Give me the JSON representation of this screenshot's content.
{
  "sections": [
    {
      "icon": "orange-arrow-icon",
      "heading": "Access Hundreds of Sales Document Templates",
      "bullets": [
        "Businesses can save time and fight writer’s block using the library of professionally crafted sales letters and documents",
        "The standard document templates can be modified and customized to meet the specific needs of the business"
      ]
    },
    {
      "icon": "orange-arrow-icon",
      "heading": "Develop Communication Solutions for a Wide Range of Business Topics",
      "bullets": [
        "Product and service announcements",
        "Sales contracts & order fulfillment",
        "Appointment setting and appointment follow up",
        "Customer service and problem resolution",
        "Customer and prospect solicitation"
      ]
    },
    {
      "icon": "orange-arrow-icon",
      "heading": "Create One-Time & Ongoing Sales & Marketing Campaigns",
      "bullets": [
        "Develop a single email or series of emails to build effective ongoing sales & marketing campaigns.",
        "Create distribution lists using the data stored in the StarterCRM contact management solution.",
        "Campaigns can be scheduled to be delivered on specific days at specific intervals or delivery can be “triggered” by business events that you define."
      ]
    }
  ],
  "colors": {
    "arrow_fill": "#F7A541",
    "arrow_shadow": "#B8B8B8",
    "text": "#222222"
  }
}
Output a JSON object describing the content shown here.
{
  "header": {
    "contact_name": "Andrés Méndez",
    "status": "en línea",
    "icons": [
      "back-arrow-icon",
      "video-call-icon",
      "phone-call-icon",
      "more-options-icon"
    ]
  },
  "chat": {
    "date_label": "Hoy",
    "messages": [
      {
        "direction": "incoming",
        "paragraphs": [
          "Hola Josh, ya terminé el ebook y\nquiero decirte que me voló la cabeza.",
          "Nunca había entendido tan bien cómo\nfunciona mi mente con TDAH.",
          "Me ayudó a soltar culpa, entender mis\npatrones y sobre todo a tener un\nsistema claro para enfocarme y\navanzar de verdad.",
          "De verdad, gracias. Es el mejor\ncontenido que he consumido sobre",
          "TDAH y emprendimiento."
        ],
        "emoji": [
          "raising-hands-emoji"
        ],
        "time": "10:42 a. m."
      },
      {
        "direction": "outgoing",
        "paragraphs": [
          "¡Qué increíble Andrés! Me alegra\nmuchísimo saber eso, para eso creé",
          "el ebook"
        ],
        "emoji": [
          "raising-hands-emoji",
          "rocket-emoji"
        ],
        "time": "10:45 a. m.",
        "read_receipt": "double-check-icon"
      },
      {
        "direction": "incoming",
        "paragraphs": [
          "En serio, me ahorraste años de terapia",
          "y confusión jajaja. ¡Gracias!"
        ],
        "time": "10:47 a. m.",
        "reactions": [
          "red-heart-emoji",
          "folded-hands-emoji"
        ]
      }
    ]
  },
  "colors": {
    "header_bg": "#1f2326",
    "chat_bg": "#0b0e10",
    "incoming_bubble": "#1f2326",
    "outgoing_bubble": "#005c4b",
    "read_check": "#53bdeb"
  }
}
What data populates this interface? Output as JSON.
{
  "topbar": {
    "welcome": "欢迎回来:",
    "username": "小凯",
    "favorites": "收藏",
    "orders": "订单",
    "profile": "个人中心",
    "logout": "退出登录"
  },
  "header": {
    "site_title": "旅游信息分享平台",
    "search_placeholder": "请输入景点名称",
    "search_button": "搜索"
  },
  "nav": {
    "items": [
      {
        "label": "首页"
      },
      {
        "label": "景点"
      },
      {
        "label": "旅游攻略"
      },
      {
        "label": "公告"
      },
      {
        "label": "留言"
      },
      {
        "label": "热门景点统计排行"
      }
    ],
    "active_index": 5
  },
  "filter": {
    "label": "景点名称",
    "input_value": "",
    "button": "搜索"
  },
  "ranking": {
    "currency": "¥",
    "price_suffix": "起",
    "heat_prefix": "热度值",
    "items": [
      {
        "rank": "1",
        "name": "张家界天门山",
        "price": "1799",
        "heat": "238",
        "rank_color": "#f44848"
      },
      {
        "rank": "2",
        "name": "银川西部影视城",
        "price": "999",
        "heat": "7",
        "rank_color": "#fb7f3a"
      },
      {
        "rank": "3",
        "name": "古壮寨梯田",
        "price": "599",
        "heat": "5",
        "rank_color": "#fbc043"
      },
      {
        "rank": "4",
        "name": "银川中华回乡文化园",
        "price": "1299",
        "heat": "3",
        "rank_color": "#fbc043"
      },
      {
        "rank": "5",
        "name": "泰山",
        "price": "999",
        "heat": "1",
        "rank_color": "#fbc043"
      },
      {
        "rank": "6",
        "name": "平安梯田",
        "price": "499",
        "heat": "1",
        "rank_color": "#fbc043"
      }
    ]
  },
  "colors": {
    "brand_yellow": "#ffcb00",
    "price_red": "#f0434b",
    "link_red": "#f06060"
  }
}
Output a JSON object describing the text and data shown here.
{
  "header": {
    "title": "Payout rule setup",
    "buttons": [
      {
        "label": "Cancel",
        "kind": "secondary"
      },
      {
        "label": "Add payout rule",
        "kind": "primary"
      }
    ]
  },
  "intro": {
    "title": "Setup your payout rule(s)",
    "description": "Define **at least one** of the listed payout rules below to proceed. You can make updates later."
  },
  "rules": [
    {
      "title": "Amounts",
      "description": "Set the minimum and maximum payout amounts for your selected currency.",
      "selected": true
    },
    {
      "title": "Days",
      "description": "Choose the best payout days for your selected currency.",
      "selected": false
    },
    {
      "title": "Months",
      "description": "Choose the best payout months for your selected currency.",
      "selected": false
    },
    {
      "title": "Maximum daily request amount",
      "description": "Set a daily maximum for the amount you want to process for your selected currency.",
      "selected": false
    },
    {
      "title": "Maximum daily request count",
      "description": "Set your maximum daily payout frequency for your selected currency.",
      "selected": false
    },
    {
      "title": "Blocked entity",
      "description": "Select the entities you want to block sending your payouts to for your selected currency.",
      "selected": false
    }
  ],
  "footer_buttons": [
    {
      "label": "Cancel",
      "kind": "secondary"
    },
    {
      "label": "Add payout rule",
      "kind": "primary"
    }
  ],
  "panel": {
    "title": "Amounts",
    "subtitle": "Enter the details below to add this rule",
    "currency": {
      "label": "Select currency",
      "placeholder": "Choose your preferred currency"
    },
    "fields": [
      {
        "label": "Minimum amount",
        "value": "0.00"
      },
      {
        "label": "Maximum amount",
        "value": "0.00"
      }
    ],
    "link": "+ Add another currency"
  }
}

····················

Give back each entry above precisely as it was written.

Give me the JSON representation of this screenshot's content.
{
  "sections": [
    {
      "icon": "orange-arrow-icon",
      "heading": "Access Hundreds of Sales Document Templates",
      "bullets": [
        "Businesses can save time and fight writer’s block using the library of professionally crafted sales letters and documents",
        "The standard document templates can be modified and customized to meet the specific needs of the business"
      ]
    },
    {
      "icon": "orange-arrow-icon",
      "heading": "Develop Communication Solutions for a Wide Range of Business Topics",
      "bullets": [
        "Product and service announcements",
        "Sales contracts & order fulfillment",
        "Appointment setting and appointment follow up",
        "Customer service and problem resolution",
        "Customer and prospect solicitation"
      ]
    },
    {
      "icon": "orange-arrow-icon",
      "heading": "Create One-Time & Ongoing Sales & Marketing Campaigns",
      "bullets": [
        "Develop a single email or series of emails to build effective ongoing sales & marketing campaigns.",
        "Create distribution lists using the data stored in the StarterCRM contact management solution.",
        "Campaigns can be scheduled to be delivered on specific days at specific intervals or delivery can be “triggered” by business events that you define."
      ]
    }
  ],
  "colors": {
    "arrow_fill": "#F7A541",
    "arrow_shadow": "#B8B8B8",
    "text": "#222222"
  }
}
Output a JSON object describing the content shown here.
{
  "header": {
    "contact_name": "Andrés Méndez",
    "status": "en línea",
    "icons": [
      "back-arrow-icon",
      "video-call-icon",
      "phone-call-icon",
      "more-options-icon"
    ]
  },
  "chat": {
    "date_label": "Hoy",
    "messages": [
      {
        "direction": "incoming",
        "paragraphs": [
          "Hola Josh, ya terminé el ebook y\nquiero decirte que me voló la cabeza.",
          "Nunca había entendido tan bien cómo\nfunciona mi mente con TDAH.",
          "Me ayudó a soltar culpa, entender mis\npatrones y sobre todo a tener un\nsistema claro para enfocarme y\navanzar de verdad.",
          "De verdad, gracias. Es el mejor\ncontenido que he consumido sobre",
          "TDAH y emprendimiento."
        ],
        "emoji": [
          "raising-hands-emoji"
        ],
        "time": "10:42 a. m."
      },
      {
        "direction": "outgoing",
        "paragraphs": [
          "¡Qué increíble Andrés! Me alegra\nmuchísimo saber eso, para eso creé",
          "el ebook"
        ],
        "emoji": [
          "raising-hands-emoji",
          "rocket-emoji"
        ],
        "time": "10:45 a. m.",
        "read_receipt": "double-check-icon"
      },
      {
        "direction": "incoming",
        "paragraphs": [
          "En serio, me ahorraste años de terapia",
          "y confusión jajaja. ¡Gracias!"
        ],
        "time": "10:47 a. m.",
        "reactions": [
          "red-heart-emoji",
          "folded-hands-emoji"
        ]
      }
    ]
  },
  "colors": {
    "header_bg": "#1f2326",
    "chat_bg": "#0b0e10",
    "incoming_bubble": "#1f2326",
    "outgoing_bubble": "#005c4b",
    "read_check": "#53bdeb"
  }
}
What data populates this interface? Output as JSON.
{
  "topbar": {
    "welcome": "欢迎回来:",
    "username": "小凯",
    "favorites": "收藏",
    "orders": "订单",
    "profile": "个人中心",
    "logout": "退出登录"
  },
  "header": {
    "site_title": "旅游信息分享平台",
    "search_placeholder": "请输入景点名称",
    "search_button": "搜索"
  },
  "nav": {
    "items": [
      {
        "label": "首页"
      },
      {
        "label": "景点"
      },
      {
        "label": "旅游攻略"
      },
      {
        "label": "公告"
      },
      {
        "label": "留言"
      },
      {
        "label": "热门景点统计排行"
      }
    ],
    "active_index": 5
  },
  "filter": {
    "label": "景点名称",
    "input_value": "",
    "button": "搜索"
  },
  "ranking": {
    "currency": "¥",
    "price_suffix": "起",
    "heat_prefix": "热度值",
    "items": [
      {
        "rank": "1",
        "name": "张家界天门山",
        "price": "1799",
        "heat": "238",
        "rank_color": "#f44848"
      },
      {
        "rank": "2",
        "name": "银川西部影视城",
        "price": "999",
        "heat": "7",
        "rank_color": "#fb7f3a"
      },
      {
        "rank": "3",
        "name": "古壮寨梯田",
        "price": "599",
        "heat": "5",
        "rank_color": "#fbc043"
      },
      {
        "rank": "4",
        "name": "银川中华回乡文化园",
        "price": "1299",
        "heat": "3",
        "rank_color": "#fbc043"
      },
      {
        "rank": "5",
        "name": "泰山",
        "price": "999",
        "heat": "1",
        "rank_color": "#fbc043"
      },
      {
        "rank": "6",
        "name": "平安梯田",
        "price": "499",
        "heat": "1",
        "rank_color": "#fbc043"
      }
    ]
  },
  "colors": {
    "brand_yellow": "#ffcb00",
    "price_red": "#f0434b",
    "link_red": "#f06060"
  }
}
Output a JSON object describing the text and data shown here.
{
  "header": {
    "title": "Payout rule setup",
    "buttons": [
      {
        "label": "Cancel",
        "kind": "secondary"
      },
      {
        "label": "Add payout rule",
        "kind": "primary"
      }
    ]
  },
  "intro": {
    "title": "Setup your payout rule(s)",
    "description": "Define **at least one** of the listed payout rules below to proceed. You can make updates later."
  },
  "rules": [
    {
      "title": "Amounts",
      "description": "Set the minimum and maximum payout amounts for your selected currency.",
      "selected": true
    },
    {
      "title": "Days",
      "description": "Choose the best payout days for your selected currency.",
      "selected": false
    },
    {
      "title": "Months",
      "description": "Choose the best payout months for your selected currency.",
      "selected": false
    },
    {
      "title": "Maximum daily request amount",
      "description": "Set a daily maximum for the amount you want to process for your selected currency.",
      "selected": false
    },
    {
      "title": "Maximum daily request count",
      "description": "Set your maximum daily payout frequency for your selected currency.",
      "selected": false
    },
    {
      "title": "Blocked entity",
      "description": "Select the entities you want to block sending your payouts to for your selected currency.",
      "selected": false
    }
  ],
  "footer_buttons": [
    {
      "label": "Cancel",
      "kind": "secondary"
    },
    {
      "label": "Add payout rule",
      "kind": "primary"
    }
  ],
  "panel": {
    "title": "Amounts",
    "subtitle": "Enter the details below to add this rule",
    "currency": {
      "label": "Select currency",
      "placeholder": "Choose your preferred currency"
    },
    "fields": [
      {
        "label": "Minimum amount",
        "value": "0.00"
      },
      {
        "label": "Maximum amount",
        "value": "0.00"
      }
    ],
    "link": "+ Add another currency"
  }
}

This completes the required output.